--- RECORDS Enclosed Below ---

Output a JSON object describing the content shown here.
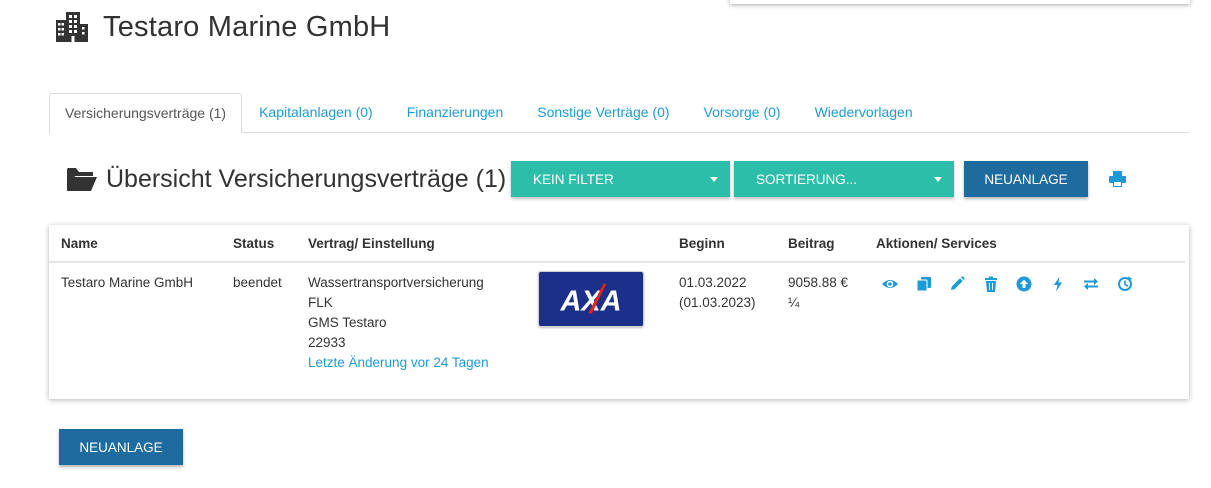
{
  "company_name": "Testaro Marine GmbH",
  "tabs": [
    {
      "label": "Versicherungsverträge (1)",
      "active": true
    },
    {
      "label": "Kapitalanlagen (0)"
    },
    {
      "label": "Finanzierungen"
    },
    {
      "label": "Sonstige Verträge (0)"
    },
    {
      "label": "Vorsorge (0)"
    },
    {
      "label": "Wiedervorlagen"
    }
  ],
  "section_title": "Übersicht Versicherungsverträge (1)",
  "toolbar": {
    "filter_label": "KEIN FILTER",
    "sort_label": "SORTIERUNG...",
    "new_label": "NEUANLAGE"
  },
  "table": {
    "headers": [
      "Name",
      "Status",
      "Vertrag/ Einstellung",
      "Beginn",
      "Beitrag",
      "Aktionen/ Services"
    ],
    "rows": [
      {
        "name": "Testaro Marine GmbH",
        "status": "beendet",
        "contract_lines": [
          "Wassertransportversicherung",
          "FLK",
          "GMS Testaro",
          "22933"
        ],
        "last_change": "Letzte Änderung vor 24 Tagen",
        "insurer_logo": "AXA",
        "begin": "01.03.2022",
        "begin_sub": "(01.03.2023)",
        "amount": "9058.88 €",
        "amount_sub": "¼"
      }
    ]
  },
  "actions": [
    "eye-icon",
    "copy-icon",
    "edit-icon",
    "trash-icon",
    "upload-icon",
    "bolt-icon",
    "swap-icon",
    "refresh-icon"
  ],
  "footer_new_label": "NEUANLAGE",
  "colors": {
    "teal": "#2dbea9",
    "blue": "#1e6b9f",
    "link": "#1e9bd7",
    "axa_blue": "#1c2f8a",
    "axa_red": "#e2231a"
  }
}
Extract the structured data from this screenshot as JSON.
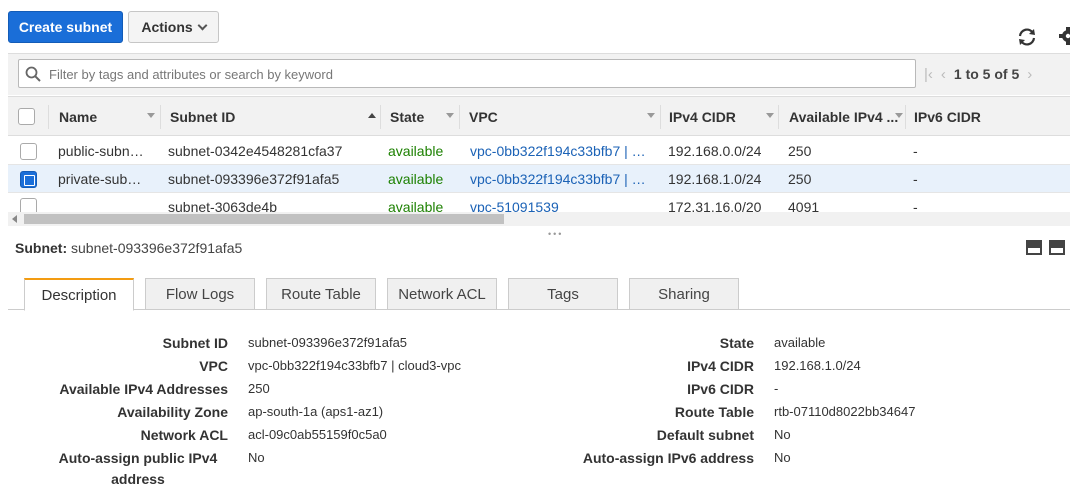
{
  "toolbar": {
    "create_label": "Create subnet",
    "actions_label": "Actions"
  },
  "icons": {
    "refresh": "refresh-icon",
    "settings": "gear-icon",
    "search": "search-icon",
    "first": "first-page-icon",
    "prev": "prev-page-icon",
    "next": "next-page-icon"
  },
  "filter": {
    "placeholder": "Filter by tags and attributes or search by keyword"
  },
  "pagination": {
    "text": "1 to 5 of 5"
  },
  "table": {
    "columns": [
      "Name",
      "Subnet ID",
      "State",
      "VPC",
      "IPv4 CIDR",
      "Available IPv4 ...",
      "IPv6 CIDR"
    ],
    "rows": [
      {
        "selected": false,
        "name": "public-subn…",
        "subnet_id": "subnet-0342e4548281cfa37",
        "state": "available",
        "vpc": "vpc-0bb322f194c33bfb7 | …",
        "ipv4": "192.168.0.0/24",
        "avail": "250",
        "ipv6": "-"
      },
      {
        "selected": true,
        "name": "private-sub…",
        "subnet_id": "subnet-093396e372f91afa5",
        "state": "available",
        "vpc": "vpc-0bb322f194c33bfb7 | …",
        "ipv4": "192.168.1.0/24",
        "avail": "250",
        "ipv6": "-"
      },
      {
        "selected": false,
        "name": "",
        "subnet_id": "subnet-3063de4b",
        "state": "available",
        "vpc": "vpc-51091539",
        "ipv4": "172.31.16.0/20",
        "avail": "4091",
        "ipv6": "-"
      }
    ]
  },
  "detail": {
    "title_label": "Subnet:",
    "title_value": "subnet-093396e372f91afa5",
    "tabs": [
      "Description",
      "Flow Logs",
      "Route Table",
      "Network ACL",
      "Tags",
      "Sharing"
    ],
    "left": [
      {
        "label": "Subnet ID",
        "value": "subnet-093396e372f91afa5"
      },
      {
        "label": "VPC",
        "value": "vpc-0bb322f194c33bfb7 | cloud3-vpc"
      },
      {
        "label": "Available IPv4 Addresses",
        "value": "250"
      },
      {
        "label": "Availability Zone",
        "value": "ap-south-1a (aps1-az1)"
      },
      {
        "label": "Network ACL",
        "value": "acl-09c0ab55159f0c5a0"
      },
      {
        "label": "Auto-assign public IPv4 address",
        "value": "No"
      }
    ],
    "right": [
      {
        "label": "State",
        "value": "available"
      },
      {
        "label": "IPv4 CIDR",
        "value": "192.168.1.0/24"
      },
      {
        "label": "IPv6 CIDR",
        "value": "-"
      },
      {
        "label": "Route Table",
        "value": "rtb-07110d8022bb34647"
      },
      {
        "label": "Default subnet",
        "value": "No"
      },
      {
        "label": "Auto-assign IPv6 address",
        "value": "No"
      }
    ]
  },
  "colors": {
    "primary": "#1a6ed8",
    "link": "#1b62b6",
    "available": "#1d8102",
    "tab_accent": "#f39c12",
    "selected_row": "#e8f1fb"
  }
}
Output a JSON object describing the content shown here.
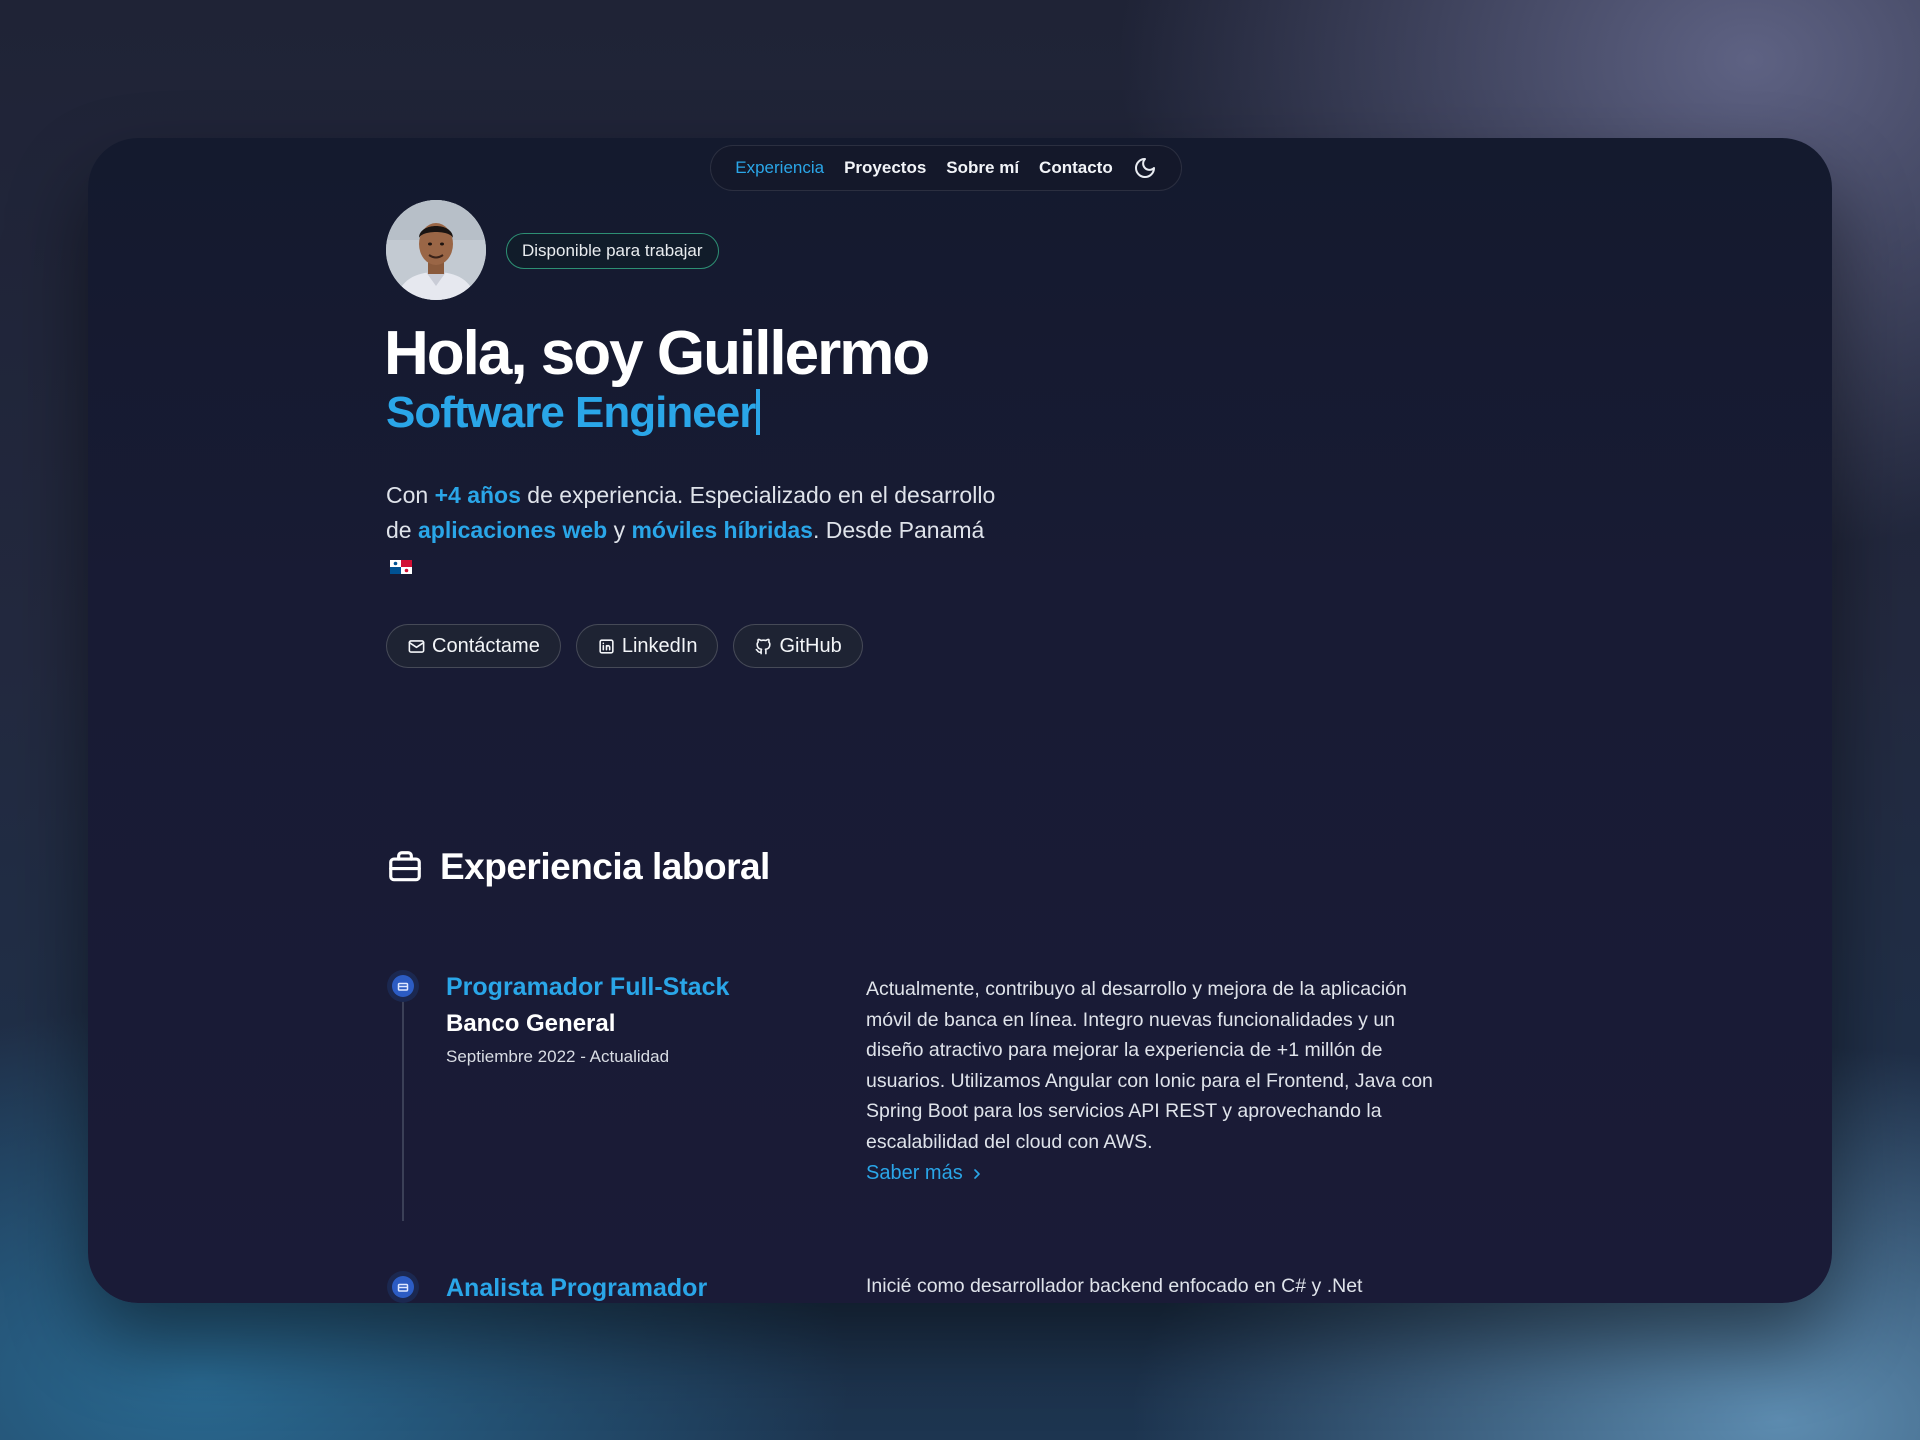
{
  "nav": {
    "items": [
      "Experiencia",
      "Proyectos",
      "Sobre mí",
      "Contacto"
    ],
    "active": "Experiencia",
    "theme_icon": "moon-icon"
  },
  "hero": {
    "status_badge": "Disponible para trabajar",
    "greeting": "Hola, soy Guillermo",
    "role": "Software Engineer",
    "intro": {
      "t1": "Con ",
      "years": "+4 años",
      "t2": " de experiencia. Especializado en el desarrollo de ",
      "web": "aplicaciones web",
      "t3": " y ",
      "mobile": "móviles híbridas",
      "t4": ". Desde Panamá"
    },
    "buttons": [
      {
        "label": "Contáctame",
        "icon": "mail-icon"
      },
      {
        "label": "LinkedIn",
        "icon": "linkedin-icon"
      },
      {
        "label": "GitHub",
        "icon": "github-icon"
      }
    ]
  },
  "experience": {
    "title": "Experiencia laboral",
    "icon": "briefcase-icon",
    "jobs": [
      {
        "title": "Programador Full-Stack",
        "company": "Banco General",
        "dates": "Septiembre 2022 - Actualidad",
        "description": "Actualmente, contribuyo al desarrollo y mejora de la aplicación móvil de banca en línea. Integro nuevas funcionalidades y un diseño atractivo para mejorar la experiencia de +1 millón de usuarios. Utilizamos Angular con Ionic para el Frontend, Java con Spring Boot para los servicios API REST y aprovechando la escalabilidad del cloud con AWS.",
        "link": "Saber más"
      },
      {
        "title": "Analista Programador",
        "description": "Inicié como desarrollador backend enfocado en C# y .Net"
      }
    ]
  },
  "colors": {
    "accent": "#2aa6e8",
    "badge_border": "#2d8f73",
    "window_bg": "#181b34"
  }
}
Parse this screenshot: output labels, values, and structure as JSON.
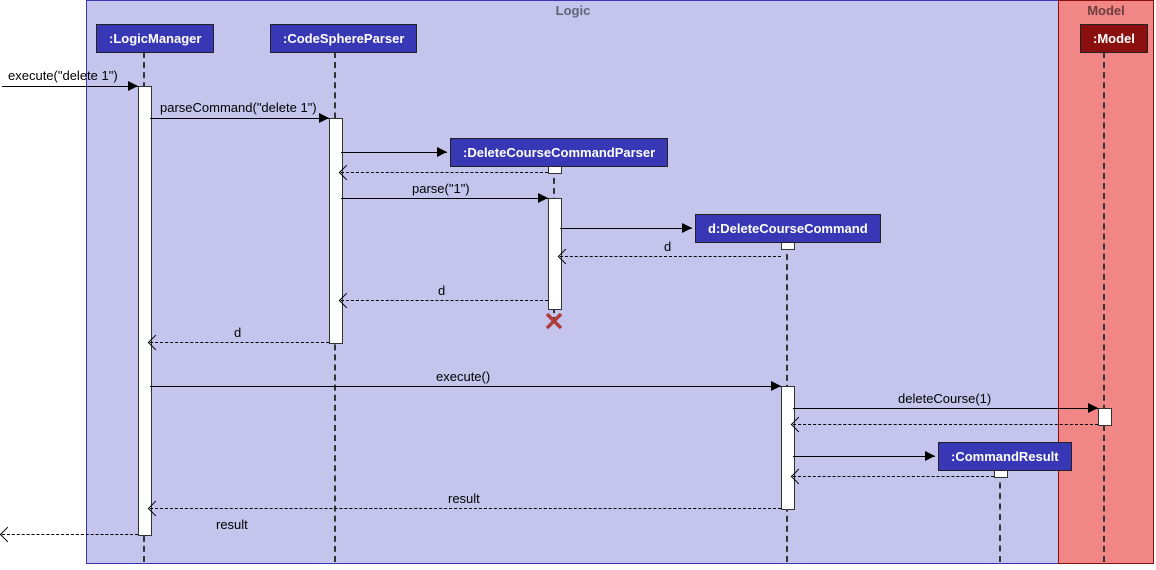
{
  "modules": {
    "logic": {
      "label": "Logic",
      "bg": "#c4c4ec",
      "border": "#3838b6"
    },
    "model": {
      "label": "Model",
      "bg": "#f08686",
      "border": "#8b0f0f"
    }
  },
  "actors": {
    "logicManager": {
      "label": ":LogicManager",
      "bg": "#3838b6"
    },
    "codeSphereParser": {
      "label": ":CodeSphereParser",
      "bg": "#3838b6"
    },
    "deleteCourseParser": {
      "label": ":DeleteCourseCommandParser",
      "bg": "#3838b6"
    },
    "deleteCourseCmd": {
      "label": "d:DeleteCourseCommand",
      "bg": "#3838b6"
    },
    "commandResult": {
      "label": ":CommandResult",
      "bg": "#3838b6"
    },
    "model": {
      "label": ":Model",
      "bg": "#8b0f0f"
    }
  },
  "messages": {
    "executeDelete1": "execute(\"delete 1\")",
    "parseCommand": "parseCommand(\"delete 1\")",
    "parse1": "parse(\"1\")",
    "d1": "d",
    "d2": "d",
    "d3": "d",
    "execute": "execute()",
    "deleteCourse": "deleteCourse(1)",
    "result1": "result",
    "result2": "result"
  }
}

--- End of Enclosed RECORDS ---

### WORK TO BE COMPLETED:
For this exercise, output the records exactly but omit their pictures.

### ANSWER:
Output a JSON object describing the content shown here.
{
  "company_name": "Testaro Marine GmbH",
  "tabs": [
    {
      "label": "Versicherungsverträge (1)",
      "active": true
    },
    {
      "label": "Kapitalanlagen (0)"
    },
    {
      "label": "Finanzierungen"
    },
    {
      "label": "Sonstige Verträge (0)"
    },
    {
      "label": "Vorsorge (0)"
    },
    {
      "label": "Wiedervorlagen"
    }
  ],
  "section_title": "Übersicht Versicherungsverträge (1)",
  "toolbar": {
    "filter_label": "KEIN FILTER",
    "sort_label": "SORTIERUNG...",
    "new_label": "NEUANLAGE"
  },
  "table": {
    "headers": [
      "Name",
      "Status",
      "Vertrag/ Einstellung",
      "Beginn",
      "Beitrag",
      "Aktionen/ Services"
    ],
    "rows": [
      {
        "name": "Testaro Marine GmbH",
        "status": "beendet",
        "contract_lines": [
          "Wassertransportversicherung",
          "FLK",
          "GMS Testaro",
          "22933"
        ],
        "last_change": "Letzte Änderung vor 24 Tagen",
        "insurer_logo": "AXA",
        "begin": "01.03.2022",
        "begin_sub": "(01.03.2023)",
        "amount": "9058.88 €",
        "amount_sub": "¼"
      }
    ]
  },
  "actions": [
    "eye-icon",
    "copy-icon",
    "edit-icon",
    "trash-icon",
    "upload-icon",
    "bolt-icon",
    "swap-icon",
    "refresh-icon"
  ],
  "footer_new_label": "NEUANLAGE",
  "colors": {
    "teal": "#2dbea9",
    "blue": "#1e6b9f",
    "link": "#1e9bd7",
    "axa_blue": "#1c2f8a",
    "axa_red": "#e2231a"
  }
}
Extract the structured data from this screenshot as JSON.
{
  "toolbar": {
    "create_label": "Create subnet",
    "actions_label": "Actions"
  },
  "icons": {
    "refresh": "refresh-icon",
    "settings": "gear-icon",
    "search": "search-icon",
    "first": "first-page-icon",
    "prev": "prev-page-icon",
    "next": "next-page-icon"
  },
  "filter": {
    "placeholder": "Filter by tags and attributes or search by keyword"
  },
  "pagination": {
    "text": "1 to 5 of 5"
  },
  "table": {
    "columns": [
      "Name",
      "Subnet ID",
      "State",
      "VPC",
      "IPv4 CIDR",
      "Available IPv4 ...",
      "IPv6 CIDR"
    ],
    "rows": [
      {
        "selected": false,
        "name": "public-subn…",
        "subnet_id": "subnet-0342e4548281cfa37",
        "state": "available",
        "vpc": "vpc-0bb322f194c33bfb7 | …",
        "ipv4": "192.168.0.0/24",
        "avail": "250",
        "ipv6": "-"
      },
      {
        "selected": true,
        "name": "private-sub…",
        "subnet_id": "subnet-093396e372f91afa5",
        "state": "available",
        "vpc": "vpc-0bb322f194c33bfb7 | …",
        "ipv4": "192.168.1.0/24",
        "avail": "250",
        "ipv6": "-"
      },
      {
        "selected": false,
        "name": "",
        "subnet_id": "subnet-3063de4b",
        "state": "available",
        "vpc": "vpc-51091539",
        "ipv4": "172.31.16.0/20",
        "avail": "4091",
        "ipv6": "-"
      }
    ]
  },
  "detail": {
    "title_label": "Subnet:",
    "title_value": "subnet-093396e372f91afa5",
    "tabs": [
      "Description",
      "Flow Logs",
      "Route Table",
      "Network ACL",
      "Tags",
      "Sharing"
    ],
    "left": [
      {
        "label": "Subnet ID",
        "value": "subnet-093396e372f91afa5"
      },
      {
        "label": "VPC",
        "value": "vpc-0bb322f194c33bfb7 | cloud3-vpc"
      },
      {
        "label": "Available IPv4 Addresses",
        "value": "250"
      },
      {
        "label": "Availability Zone",
        "value": "ap-south-1a (aps1-az1)"
      },
      {
        "label": "Network ACL",
        "value": "acl-09c0ab55159f0c5a0"
      },
      {
        "label": "Auto-assign public IPv4 address",
        "value": "No"
      }
    ],
    "right": [
      {
        "label": "State",
        "value": "available"
      },
      {
        "label": "IPv4 CIDR",
        "value": "192.168.1.0/24"
      },
      {
        "label": "IPv6 CIDR",
        "value": "-"
      },
      {
        "label": "Route Table",
        "value": "rtb-07110d8022bb34647"
      },
      {
        "label": "Default subnet",
        "value": "No"
      },
      {
        "label": "Auto-assign IPv6 address",
        "value": "No"
      }
    ]
  },
  "colors": {
    "primary": "#1a6ed8",
    "link": "#1b62b6",
    "available": "#1d8102",
    "tab_accent": "#f39c12",
    "selected_row": "#e8f1fb"
  }
}
Output a JSON object describing the content shown here.
{
  "nav": {
    "items": [
      "Experiencia",
      "Proyectos",
      "Sobre mí",
      "Contacto"
    ],
    "active": "Experiencia",
    "theme_icon": "moon-icon"
  },
  "hero": {
    "status_badge": "Disponible para trabajar",
    "greeting": "Hola, soy Guillermo",
    "role": "Software Engineer",
    "intro": {
      "t1": "Con ",
      "years": "+4 años",
      "t2": " de experiencia. Especializado en el desarrollo de ",
      "web": "aplicaciones web",
      "t3": " y ",
      "mobile": "móviles híbridas",
      "t4": ". Desde Panamá"
    },
    "buttons": [
      {
        "label": "Contáctame",
        "icon": "mail-icon"
      },
      {
        "label": "LinkedIn",
        "icon": "linkedin-icon"
      },
      {
        "label": "GitHub",
        "icon": "github-icon"
      }
    ]
  },
  "experience": {
    "title": "Experiencia laboral",
    "icon": "briefcase-icon",
    "jobs": [
      {
        "title": "Programador Full-Stack",
        "company": "Banco General",
        "dates": "Septiembre 2022 - Actualidad",
        "description": "Actualmente, contribuyo al desarrollo y mejora de la aplicación móvil de banca en línea. Integro nuevas funcionalidades y un diseño atractivo para mejorar la experiencia de +1 millón de usuarios. Utilizamos Angular con Ionic para el Frontend, Java con Spring Boot para los servicios API REST y aprovechando la escalabilidad del cloud con AWS.",
        "link": "Saber más"
      },
      {
        "title": "Analista Programador",
        "description": "Inicié como desarrollador backend enfocado en C# y .Net"
      }
    ]
  },
  "colors": {
    "accent": "#2aa6e8",
    "badge_border": "#2d8f73",
    "window_bg": "#181b34"
  }
}
Parse this screenshot: output labels, values, and structure as JSON.
{
  "modules": {
    "logic": {
      "label": "Logic",
      "bg": "#c4c4ec",
      "border": "#3838b6"
    },
    "model": {
      "label": "Model",
      "bg": "#f08686",
      "border": "#8b0f0f"
    }
  },
  "actors": {
    "logicManager": {
      "label": ":LogicManager",
      "bg": "#3838b6"
    },
    "codeSphereParser": {
      "label": ":CodeSphereParser",
      "bg": "#3838b6"
    },
    "deleteCourseParser": {
      "label": ":DeleteCourseCommandParser",
      "bg": "#3838b6"
    },
    "deleteCourseCmd": {
      "label": "d:DeleteCourseCommand",
      "bg": "#3838b6"
    },
    "commandResult": {
      "label": ":CommandResult",
      "bg": "#3838b6"
    },
    "model": {
      "label": ":Model",
      "bg": "#8b0f0f"
    }
  },
  "messages": {
    "executeDelete1": "execute(\"delete 1\")",
    "parseCommand": "parseCommand(\"delete 1\")",
    "parse1": "parse(\"1\")",
    "d1": "d",
    "d2": "d",
    "d3": "d",
    "execute": "execute()",
    "deleteCourse": "deleteCourse(1)",
    "result1": "result",
    "result2": "result"
  }
}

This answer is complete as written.